Users who provide liquidity to a Balancer pool, earn a portion of the trading fee paid to the network for the use of their funds, and are rewarded with a custom cryptocurrency called BAL. These deposits are essential to the network, providing the liquidity needed for users to buy and sell cryptocurrencies on the platform.
For example, a Balancer pool might start off with 50% ETH, 25% USDC and 25% COMP. If at some point, the price of COMP doubles, the pool automatically reduces the amount of COMP it holds so that it can retain 25% of the pool’s value. So, where does the COMP go? Balancer’s smart contracts make them available to traders looking to buy COMP as prices go up.
How does it work?
Understanding the mathmatics behind Balancer
Let's start from the Balancer pool’s value and how it is determined! When we create a Balancer pool, we define the percentages and the weights of each token within it! The value of each pool is defined solely by the balance and weights of each token.
The value function is defined by:
The formula Balancer uses to find the Spot Price is defined by:
SP = (Bi / Wi) ÷ ( Bo / Wo)
But before trying to understand the proof, let's first understand how it works by taking an example:
Let's assume we have 2 tokens, A & B And the value of 1 A = $2000 & 1 B = $1
If we provide 1 A / 500 B to the pool
The values on each side becomes $2000/$500 , which has an 80/20 weighing!
If we would have provided 1A / 2000 B to the pool, that would have been a normal 50/50 pool!
And in a normal 50/50 pool, SP = Balance_A/Balance_B because the weights are the same.
But if we have an 80/20 pool, Balance_A/Balance_B doesn't really make as much sense. So we divide each balance by its weight [Balance_A/80]/[Balance_B/20]
Spot price of A = [Balance_B/Weight_B]/[Balance_A/Weight_A] = [500/20]/[1/80] = 2000

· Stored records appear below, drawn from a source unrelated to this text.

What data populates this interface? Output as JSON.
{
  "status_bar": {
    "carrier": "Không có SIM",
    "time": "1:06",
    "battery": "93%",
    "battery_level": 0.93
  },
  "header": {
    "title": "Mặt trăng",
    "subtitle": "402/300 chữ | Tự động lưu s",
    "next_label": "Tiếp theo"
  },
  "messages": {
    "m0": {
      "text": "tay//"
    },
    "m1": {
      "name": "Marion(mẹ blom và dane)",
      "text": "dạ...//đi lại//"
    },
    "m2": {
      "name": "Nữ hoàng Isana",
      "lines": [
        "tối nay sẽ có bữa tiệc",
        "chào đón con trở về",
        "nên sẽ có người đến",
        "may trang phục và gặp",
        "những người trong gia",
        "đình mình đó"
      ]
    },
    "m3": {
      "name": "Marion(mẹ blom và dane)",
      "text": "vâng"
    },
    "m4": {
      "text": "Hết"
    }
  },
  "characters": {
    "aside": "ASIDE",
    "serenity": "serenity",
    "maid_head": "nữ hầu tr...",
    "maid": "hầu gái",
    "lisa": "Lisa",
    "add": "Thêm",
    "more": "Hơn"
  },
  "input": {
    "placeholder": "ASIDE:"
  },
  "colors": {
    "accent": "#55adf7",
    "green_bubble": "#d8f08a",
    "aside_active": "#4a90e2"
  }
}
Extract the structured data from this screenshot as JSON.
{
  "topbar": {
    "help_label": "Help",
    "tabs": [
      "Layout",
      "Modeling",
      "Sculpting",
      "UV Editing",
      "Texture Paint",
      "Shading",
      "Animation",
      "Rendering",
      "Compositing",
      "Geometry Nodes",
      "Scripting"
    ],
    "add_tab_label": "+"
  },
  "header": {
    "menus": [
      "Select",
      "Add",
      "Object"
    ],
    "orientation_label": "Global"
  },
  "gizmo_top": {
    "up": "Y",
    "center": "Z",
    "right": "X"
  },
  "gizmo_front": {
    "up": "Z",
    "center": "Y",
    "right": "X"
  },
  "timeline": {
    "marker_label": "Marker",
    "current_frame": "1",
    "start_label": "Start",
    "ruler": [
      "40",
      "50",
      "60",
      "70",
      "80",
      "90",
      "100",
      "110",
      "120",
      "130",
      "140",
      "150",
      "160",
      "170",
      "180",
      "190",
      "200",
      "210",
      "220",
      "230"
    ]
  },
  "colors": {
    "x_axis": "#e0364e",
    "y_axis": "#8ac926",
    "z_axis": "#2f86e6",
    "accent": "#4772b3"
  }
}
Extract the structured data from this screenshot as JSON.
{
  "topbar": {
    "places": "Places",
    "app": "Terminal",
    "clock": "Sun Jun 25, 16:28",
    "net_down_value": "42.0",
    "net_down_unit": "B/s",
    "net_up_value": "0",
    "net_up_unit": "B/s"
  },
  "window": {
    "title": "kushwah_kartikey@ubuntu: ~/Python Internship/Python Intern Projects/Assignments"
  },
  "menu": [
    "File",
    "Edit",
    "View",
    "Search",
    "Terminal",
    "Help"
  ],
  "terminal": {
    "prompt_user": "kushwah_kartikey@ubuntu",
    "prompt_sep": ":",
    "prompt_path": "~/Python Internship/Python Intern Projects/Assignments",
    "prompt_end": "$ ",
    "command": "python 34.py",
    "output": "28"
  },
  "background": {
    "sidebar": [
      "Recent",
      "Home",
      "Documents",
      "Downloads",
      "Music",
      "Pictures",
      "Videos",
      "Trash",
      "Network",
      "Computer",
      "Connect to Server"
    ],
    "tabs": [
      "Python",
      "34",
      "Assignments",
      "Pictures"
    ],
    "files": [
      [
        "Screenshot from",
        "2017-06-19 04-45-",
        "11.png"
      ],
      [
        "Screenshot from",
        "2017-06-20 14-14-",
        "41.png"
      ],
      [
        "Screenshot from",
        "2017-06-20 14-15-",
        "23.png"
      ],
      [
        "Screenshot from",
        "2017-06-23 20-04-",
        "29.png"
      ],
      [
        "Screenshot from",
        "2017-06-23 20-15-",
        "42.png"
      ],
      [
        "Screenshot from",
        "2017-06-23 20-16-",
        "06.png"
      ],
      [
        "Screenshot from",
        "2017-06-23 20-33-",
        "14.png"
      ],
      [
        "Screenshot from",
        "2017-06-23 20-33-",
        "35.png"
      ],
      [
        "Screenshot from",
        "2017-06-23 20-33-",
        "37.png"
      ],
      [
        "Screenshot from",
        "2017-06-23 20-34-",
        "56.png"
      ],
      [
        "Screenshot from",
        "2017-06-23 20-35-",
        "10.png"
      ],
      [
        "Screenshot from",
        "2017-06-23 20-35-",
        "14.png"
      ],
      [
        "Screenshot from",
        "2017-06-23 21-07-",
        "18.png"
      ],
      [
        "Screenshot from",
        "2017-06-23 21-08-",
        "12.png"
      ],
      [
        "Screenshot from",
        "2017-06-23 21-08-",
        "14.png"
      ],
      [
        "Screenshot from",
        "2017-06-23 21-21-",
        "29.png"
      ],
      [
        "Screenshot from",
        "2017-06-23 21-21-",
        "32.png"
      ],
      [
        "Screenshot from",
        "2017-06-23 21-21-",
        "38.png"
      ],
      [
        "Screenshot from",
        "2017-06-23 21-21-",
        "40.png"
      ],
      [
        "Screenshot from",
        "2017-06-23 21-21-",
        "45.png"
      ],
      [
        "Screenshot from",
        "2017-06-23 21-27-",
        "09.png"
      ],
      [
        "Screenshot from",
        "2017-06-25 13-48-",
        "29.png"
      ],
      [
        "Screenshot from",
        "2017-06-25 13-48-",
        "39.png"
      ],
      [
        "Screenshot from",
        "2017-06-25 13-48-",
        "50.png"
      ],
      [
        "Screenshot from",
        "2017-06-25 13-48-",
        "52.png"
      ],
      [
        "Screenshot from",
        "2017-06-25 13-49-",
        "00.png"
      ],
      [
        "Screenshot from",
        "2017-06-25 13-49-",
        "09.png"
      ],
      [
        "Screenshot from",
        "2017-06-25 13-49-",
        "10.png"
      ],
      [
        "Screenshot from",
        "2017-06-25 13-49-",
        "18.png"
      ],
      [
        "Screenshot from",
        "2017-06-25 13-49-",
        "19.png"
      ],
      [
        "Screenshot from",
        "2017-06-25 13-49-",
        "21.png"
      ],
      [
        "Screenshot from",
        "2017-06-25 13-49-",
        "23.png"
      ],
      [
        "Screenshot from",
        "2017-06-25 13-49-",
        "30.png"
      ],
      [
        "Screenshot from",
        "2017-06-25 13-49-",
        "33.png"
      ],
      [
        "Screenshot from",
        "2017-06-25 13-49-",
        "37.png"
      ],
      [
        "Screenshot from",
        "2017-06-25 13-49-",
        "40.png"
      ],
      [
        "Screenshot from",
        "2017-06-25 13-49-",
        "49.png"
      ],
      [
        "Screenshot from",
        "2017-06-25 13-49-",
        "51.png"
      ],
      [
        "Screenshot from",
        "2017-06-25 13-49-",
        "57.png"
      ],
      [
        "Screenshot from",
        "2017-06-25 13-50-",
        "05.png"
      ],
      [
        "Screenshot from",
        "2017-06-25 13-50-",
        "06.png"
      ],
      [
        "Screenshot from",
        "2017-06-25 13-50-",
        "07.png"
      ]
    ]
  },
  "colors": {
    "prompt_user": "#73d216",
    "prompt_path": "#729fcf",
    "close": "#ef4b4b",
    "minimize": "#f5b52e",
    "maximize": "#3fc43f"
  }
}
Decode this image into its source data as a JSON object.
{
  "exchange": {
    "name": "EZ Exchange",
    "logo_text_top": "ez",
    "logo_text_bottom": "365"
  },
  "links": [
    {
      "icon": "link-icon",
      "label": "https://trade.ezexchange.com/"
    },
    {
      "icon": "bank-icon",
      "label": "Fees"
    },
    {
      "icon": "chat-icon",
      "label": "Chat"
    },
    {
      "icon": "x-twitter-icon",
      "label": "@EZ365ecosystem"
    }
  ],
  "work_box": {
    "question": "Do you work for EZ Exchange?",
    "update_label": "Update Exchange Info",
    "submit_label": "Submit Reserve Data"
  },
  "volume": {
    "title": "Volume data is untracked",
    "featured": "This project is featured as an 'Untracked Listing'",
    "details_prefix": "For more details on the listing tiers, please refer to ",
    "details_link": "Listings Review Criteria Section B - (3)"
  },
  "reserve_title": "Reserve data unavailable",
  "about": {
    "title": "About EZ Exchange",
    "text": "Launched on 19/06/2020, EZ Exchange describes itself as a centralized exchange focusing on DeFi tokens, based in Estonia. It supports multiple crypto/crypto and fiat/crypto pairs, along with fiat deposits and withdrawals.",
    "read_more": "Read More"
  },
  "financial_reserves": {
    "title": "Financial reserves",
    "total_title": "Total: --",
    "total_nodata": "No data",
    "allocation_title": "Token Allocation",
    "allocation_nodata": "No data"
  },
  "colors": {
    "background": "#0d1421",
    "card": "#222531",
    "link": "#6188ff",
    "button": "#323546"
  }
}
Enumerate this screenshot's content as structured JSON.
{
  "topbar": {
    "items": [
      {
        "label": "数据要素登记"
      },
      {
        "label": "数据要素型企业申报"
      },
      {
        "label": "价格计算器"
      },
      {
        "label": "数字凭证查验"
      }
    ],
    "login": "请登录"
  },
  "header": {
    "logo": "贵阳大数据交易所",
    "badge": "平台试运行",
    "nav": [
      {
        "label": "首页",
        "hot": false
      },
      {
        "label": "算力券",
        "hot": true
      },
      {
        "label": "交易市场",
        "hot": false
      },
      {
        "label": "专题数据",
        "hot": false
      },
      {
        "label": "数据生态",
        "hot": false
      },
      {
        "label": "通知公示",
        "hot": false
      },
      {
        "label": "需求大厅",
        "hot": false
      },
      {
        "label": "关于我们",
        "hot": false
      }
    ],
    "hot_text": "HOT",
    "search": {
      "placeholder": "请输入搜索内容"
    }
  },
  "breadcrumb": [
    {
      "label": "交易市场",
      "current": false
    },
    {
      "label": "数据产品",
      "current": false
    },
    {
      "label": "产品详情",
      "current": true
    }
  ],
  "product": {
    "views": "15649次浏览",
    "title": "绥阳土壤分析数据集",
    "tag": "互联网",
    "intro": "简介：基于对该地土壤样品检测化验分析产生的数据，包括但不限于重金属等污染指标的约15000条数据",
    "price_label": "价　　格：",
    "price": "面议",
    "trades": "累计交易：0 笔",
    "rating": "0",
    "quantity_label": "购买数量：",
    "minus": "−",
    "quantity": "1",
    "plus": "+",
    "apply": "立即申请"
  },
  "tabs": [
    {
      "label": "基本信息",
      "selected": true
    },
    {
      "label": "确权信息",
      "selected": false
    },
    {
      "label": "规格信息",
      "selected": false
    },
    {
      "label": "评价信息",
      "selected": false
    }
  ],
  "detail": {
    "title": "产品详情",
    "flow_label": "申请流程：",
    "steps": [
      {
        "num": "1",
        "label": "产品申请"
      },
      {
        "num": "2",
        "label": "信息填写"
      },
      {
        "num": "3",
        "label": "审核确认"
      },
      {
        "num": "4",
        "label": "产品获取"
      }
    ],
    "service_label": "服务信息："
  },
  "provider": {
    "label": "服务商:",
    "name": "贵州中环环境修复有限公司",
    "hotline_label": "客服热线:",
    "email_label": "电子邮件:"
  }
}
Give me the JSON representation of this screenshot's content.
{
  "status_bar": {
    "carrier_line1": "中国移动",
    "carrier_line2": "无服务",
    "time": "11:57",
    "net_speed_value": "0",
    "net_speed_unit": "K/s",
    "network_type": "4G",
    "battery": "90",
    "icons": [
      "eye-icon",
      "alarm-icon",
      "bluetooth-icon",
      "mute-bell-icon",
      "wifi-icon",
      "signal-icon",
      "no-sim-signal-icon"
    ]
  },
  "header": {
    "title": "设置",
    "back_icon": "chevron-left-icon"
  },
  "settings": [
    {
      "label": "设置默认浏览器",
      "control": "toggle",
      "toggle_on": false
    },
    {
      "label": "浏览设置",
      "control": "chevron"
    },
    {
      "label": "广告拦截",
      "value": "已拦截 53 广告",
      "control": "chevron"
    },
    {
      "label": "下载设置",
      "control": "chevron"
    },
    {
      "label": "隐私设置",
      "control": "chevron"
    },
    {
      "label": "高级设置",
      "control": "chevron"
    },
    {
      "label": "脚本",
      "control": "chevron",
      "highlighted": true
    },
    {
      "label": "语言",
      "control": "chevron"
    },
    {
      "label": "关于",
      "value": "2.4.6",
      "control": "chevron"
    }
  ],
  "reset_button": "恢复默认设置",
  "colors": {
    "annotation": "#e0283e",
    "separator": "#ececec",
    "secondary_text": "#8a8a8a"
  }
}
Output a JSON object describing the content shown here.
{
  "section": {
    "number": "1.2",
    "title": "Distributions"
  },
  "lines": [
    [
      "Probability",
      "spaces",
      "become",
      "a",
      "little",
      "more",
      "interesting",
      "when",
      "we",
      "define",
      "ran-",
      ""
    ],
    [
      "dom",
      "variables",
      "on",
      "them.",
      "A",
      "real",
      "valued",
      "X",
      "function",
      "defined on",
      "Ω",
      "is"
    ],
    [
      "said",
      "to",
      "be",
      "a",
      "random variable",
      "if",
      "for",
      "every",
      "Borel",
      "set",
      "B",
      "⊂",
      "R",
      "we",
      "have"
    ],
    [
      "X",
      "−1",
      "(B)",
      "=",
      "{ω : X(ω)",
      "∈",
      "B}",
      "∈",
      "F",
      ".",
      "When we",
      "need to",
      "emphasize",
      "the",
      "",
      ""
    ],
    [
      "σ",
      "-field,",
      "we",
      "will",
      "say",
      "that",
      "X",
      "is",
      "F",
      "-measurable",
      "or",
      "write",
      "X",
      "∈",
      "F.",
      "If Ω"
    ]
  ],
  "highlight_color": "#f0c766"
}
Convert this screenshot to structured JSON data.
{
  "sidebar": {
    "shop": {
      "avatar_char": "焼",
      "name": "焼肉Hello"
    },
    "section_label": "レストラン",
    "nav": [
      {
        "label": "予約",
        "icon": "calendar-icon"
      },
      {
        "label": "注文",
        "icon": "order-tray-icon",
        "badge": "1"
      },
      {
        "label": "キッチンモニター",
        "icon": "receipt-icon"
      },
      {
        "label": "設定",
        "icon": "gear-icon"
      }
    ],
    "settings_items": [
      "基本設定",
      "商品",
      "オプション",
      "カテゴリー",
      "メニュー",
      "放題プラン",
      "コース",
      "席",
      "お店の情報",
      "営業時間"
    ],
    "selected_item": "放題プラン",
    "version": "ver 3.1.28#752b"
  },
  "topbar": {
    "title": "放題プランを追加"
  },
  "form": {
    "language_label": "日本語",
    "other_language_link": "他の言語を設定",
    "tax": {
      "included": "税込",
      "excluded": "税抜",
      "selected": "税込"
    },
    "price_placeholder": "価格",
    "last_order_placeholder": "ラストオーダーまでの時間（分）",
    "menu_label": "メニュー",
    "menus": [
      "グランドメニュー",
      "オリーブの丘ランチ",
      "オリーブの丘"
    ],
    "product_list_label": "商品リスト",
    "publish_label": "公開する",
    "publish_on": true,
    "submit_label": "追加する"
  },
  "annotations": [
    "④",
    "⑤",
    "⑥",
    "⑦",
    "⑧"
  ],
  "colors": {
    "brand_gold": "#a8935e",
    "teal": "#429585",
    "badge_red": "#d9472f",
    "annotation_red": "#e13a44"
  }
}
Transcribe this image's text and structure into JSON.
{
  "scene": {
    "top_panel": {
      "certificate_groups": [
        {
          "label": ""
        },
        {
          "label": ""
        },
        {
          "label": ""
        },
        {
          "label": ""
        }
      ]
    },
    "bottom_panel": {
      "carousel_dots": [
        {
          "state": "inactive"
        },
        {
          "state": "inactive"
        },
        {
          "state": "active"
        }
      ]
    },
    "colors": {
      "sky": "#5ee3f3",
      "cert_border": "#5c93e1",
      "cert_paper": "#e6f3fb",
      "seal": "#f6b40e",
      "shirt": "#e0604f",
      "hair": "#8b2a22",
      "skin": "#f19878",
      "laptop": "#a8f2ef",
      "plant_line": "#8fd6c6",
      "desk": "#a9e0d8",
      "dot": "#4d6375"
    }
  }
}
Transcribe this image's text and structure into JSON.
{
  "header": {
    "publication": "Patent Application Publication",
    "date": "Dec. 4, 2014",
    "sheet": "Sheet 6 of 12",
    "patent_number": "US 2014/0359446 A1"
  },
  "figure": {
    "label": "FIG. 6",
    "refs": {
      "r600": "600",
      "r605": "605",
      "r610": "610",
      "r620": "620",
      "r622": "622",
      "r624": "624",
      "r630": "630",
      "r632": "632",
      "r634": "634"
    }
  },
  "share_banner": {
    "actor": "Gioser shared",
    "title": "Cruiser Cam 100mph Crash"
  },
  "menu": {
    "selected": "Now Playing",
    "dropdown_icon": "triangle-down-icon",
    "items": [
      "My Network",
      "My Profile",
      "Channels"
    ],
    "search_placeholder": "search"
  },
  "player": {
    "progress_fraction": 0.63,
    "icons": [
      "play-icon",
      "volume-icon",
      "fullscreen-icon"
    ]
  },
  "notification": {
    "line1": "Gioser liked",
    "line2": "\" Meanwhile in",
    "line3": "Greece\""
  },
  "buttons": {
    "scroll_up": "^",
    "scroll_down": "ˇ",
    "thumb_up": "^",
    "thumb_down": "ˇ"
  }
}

Spot price of B = [Balance_A/Weight_A]/[Balance_B/Weight_B] = (1/80)/(500/20) = 0.0005
This means we need 0.0005 of A to get 1B.